With so many issues of political importance – the TPPA, sale of state housing, child poverty, and charter schools – considering the nation’s drapery seems almost immoral. The flag debate is political distraction par-excellence (as illustrated by our patron saint of topical comics, Toby Morris). Nothing will absorb the nation’s scant interest in politics like a debate over national aesthetics, and our media landscape simply isn’t capable of supporting a meaningful debate. The powers-that-be know this; the flag debate is carefully crafted political anathema. The flag debate is an aesthetic ploy, not a deeper meditation upon the meaning of New Zealand nationhood. The flag could have been tied to a larger conversation around Crown-sovereignty and the possibility of establishing a republic. The process might have taken ten years, but at-least substantive issues would have been propelled into the public domain. Instead, the terms of the flag debate have been kept strictly aesthetic, and the nation re-purposed into an unruly focus group trying to agree on a favourite colour. There was one problem right from the …

So hot right now? What about next week? – Saving decolonial practices from tokenisation and ephemerality.

As Lana’s recent article read, there is no denying that ‘decolonial discourses are so hot right now.’ She raises some critical points about how decolonialism is being viewed with regards to wider criticism and practice in Aotearoa. Let’s elaborate on this. What is the potential detriment of this ostensibly sudden but enthusiastic pique of decolonialist movements? Imma be straight with you – I’m not bagging this charged-up movement – I too am a bandwagoner, hence me seizing this opportunity to write about it. For one, the popularity of these movements have apparently been successful in democratising decolonisation narratives. The exponential growth (measured from my Twitter and Facebook newsfeed) of mentions, hashtags and general awareness regarding race relations in (primarily) the USA, and New Zealand is evidence that decolonial narratives are making their way into the mainstream, even if they are sometimes misinformed.  Yet what concerns me is the potential decline of this boom – like pop culture fads: yo-yos and bindi-wearing – I fear that the ‘so hot right now’-ness of decolonial discourses risks the …

An Area of Darkness, Child Trafficking in Mumbai
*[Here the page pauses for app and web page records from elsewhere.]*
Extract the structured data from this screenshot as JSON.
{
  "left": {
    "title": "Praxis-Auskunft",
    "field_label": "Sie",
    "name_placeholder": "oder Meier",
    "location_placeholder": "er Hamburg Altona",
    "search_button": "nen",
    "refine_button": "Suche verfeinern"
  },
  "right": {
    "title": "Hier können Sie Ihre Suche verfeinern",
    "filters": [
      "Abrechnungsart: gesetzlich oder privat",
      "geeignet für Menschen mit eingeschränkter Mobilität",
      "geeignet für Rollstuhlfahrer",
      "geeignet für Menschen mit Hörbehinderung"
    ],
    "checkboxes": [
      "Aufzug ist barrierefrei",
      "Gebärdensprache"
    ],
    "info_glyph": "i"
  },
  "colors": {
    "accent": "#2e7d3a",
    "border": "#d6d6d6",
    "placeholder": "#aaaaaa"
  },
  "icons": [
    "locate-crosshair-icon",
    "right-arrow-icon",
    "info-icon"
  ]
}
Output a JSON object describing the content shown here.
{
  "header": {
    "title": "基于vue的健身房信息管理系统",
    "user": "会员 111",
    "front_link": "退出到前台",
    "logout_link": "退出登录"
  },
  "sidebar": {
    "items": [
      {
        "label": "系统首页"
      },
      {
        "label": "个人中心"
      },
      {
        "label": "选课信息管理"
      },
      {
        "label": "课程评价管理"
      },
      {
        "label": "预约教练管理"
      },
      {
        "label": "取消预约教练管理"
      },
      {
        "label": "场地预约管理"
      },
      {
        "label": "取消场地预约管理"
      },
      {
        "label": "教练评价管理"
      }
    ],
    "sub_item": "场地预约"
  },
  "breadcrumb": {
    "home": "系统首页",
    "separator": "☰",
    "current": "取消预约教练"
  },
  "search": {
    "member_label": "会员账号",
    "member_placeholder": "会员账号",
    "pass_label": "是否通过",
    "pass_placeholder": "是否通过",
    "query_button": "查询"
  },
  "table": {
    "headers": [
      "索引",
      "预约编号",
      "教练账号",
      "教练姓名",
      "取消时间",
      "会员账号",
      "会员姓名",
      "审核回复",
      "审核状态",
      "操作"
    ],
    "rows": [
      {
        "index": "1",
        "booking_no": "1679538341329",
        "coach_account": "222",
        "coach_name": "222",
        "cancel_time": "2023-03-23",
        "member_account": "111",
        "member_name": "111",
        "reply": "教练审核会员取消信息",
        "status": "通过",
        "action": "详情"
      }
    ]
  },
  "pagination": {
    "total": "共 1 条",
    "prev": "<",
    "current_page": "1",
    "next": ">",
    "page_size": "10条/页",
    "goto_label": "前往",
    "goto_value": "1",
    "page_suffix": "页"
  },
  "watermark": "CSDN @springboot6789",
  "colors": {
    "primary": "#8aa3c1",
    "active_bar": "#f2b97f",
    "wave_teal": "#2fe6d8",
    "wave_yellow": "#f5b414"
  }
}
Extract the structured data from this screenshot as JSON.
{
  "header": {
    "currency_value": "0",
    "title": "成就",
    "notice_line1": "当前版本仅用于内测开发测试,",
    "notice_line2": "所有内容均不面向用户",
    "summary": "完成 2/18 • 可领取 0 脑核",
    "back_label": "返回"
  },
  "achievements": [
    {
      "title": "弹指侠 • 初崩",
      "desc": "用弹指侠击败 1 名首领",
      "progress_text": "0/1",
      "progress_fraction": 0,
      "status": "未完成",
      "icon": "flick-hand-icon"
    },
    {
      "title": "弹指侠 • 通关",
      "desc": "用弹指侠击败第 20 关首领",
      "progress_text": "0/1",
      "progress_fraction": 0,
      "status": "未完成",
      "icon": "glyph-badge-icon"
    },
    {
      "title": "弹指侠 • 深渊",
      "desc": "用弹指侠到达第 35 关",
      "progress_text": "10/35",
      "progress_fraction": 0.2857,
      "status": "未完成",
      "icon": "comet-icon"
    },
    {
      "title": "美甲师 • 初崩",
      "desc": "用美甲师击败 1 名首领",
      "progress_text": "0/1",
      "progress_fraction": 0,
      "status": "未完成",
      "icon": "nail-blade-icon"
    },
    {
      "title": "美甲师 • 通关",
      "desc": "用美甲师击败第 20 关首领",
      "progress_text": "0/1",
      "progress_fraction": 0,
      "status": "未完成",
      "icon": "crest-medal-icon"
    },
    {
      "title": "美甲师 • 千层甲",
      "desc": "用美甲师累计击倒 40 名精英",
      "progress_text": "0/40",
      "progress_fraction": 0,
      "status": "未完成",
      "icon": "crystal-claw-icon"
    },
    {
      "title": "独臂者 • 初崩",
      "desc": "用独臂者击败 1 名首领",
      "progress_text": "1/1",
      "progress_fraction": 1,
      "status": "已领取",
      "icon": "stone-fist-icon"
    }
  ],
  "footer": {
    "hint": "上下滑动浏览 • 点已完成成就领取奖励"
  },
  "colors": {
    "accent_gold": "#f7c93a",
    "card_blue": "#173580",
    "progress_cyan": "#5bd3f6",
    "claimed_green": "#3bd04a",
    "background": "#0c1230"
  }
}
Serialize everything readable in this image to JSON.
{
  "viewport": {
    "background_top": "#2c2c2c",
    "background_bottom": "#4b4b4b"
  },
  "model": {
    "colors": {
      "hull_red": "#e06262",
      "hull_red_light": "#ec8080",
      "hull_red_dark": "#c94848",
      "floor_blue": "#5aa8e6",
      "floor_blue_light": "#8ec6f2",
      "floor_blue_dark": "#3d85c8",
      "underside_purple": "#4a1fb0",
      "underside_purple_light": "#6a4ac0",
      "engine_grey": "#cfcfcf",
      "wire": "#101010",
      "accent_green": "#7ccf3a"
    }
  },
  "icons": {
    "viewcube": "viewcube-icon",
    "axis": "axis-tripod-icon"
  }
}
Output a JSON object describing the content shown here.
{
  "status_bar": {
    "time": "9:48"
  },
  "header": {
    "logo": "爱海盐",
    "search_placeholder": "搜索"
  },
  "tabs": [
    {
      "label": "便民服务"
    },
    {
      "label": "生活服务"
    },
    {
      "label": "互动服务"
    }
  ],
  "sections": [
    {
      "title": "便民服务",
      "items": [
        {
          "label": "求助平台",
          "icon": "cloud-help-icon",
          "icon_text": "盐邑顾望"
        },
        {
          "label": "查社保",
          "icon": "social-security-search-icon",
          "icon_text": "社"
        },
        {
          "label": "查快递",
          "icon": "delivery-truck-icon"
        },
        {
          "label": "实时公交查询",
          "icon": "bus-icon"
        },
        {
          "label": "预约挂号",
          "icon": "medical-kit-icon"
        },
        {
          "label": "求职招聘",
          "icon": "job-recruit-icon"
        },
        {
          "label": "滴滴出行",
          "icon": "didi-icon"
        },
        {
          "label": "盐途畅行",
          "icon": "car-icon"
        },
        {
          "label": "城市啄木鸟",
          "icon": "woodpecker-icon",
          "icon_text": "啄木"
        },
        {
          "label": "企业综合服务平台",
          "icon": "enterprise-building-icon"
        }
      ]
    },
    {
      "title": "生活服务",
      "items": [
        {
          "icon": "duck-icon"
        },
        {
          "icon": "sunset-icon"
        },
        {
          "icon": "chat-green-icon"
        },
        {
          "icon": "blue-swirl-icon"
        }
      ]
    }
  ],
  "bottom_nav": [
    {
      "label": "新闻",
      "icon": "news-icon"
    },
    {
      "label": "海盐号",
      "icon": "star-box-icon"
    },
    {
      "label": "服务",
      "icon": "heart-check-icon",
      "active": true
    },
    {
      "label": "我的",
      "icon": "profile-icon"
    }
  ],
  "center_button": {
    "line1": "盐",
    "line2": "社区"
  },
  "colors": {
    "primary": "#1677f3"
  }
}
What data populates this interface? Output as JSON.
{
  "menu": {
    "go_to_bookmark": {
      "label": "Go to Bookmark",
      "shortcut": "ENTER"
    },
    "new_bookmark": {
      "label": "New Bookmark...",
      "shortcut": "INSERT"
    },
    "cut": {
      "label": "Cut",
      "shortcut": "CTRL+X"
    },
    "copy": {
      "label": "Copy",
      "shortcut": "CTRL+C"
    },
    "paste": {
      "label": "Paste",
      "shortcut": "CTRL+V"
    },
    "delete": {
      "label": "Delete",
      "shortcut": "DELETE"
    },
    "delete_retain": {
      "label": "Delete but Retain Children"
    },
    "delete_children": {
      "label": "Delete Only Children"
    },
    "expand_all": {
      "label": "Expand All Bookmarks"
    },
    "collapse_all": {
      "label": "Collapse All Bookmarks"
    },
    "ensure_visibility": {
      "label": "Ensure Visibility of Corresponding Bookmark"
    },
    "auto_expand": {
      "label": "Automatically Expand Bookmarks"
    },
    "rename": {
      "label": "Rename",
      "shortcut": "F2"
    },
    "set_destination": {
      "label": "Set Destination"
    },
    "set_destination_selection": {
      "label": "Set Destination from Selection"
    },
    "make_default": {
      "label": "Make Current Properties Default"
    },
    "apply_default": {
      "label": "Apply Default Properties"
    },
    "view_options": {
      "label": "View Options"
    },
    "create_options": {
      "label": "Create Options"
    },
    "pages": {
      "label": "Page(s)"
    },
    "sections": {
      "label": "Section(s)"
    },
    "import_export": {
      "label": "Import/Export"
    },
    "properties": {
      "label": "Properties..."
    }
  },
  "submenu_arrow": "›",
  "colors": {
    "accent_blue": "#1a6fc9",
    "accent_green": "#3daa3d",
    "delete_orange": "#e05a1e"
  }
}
The statistics on child trafficking in India are staggering. But, this is a small portrait of one person, Nazim. He was thirteen years old when his parents sold him to the overseer of a work gang on a construction site here in Mumbai in 2010. This construction site happens to be part of our apartment complex. I first met Nazim when I saw him eating alone in the stairwell by our apartment. I would see him there everyday and we started to chat. It took three months of casual small talk before we actually communicated in any depth. As it turned out, my mother was from the same economically deprived part of India as Nazim, Uttar Pradesh. Only a few months earlier I had been talking to a police constable on the ins and outs of Mumbai life when he’d warned me about the morally low people of Uttar Pradesh or U.P as people call it here. This advice came from the same policeman who had happily taken my money to get an official piece of paperwork processed without causing “tension in the system”. His warning …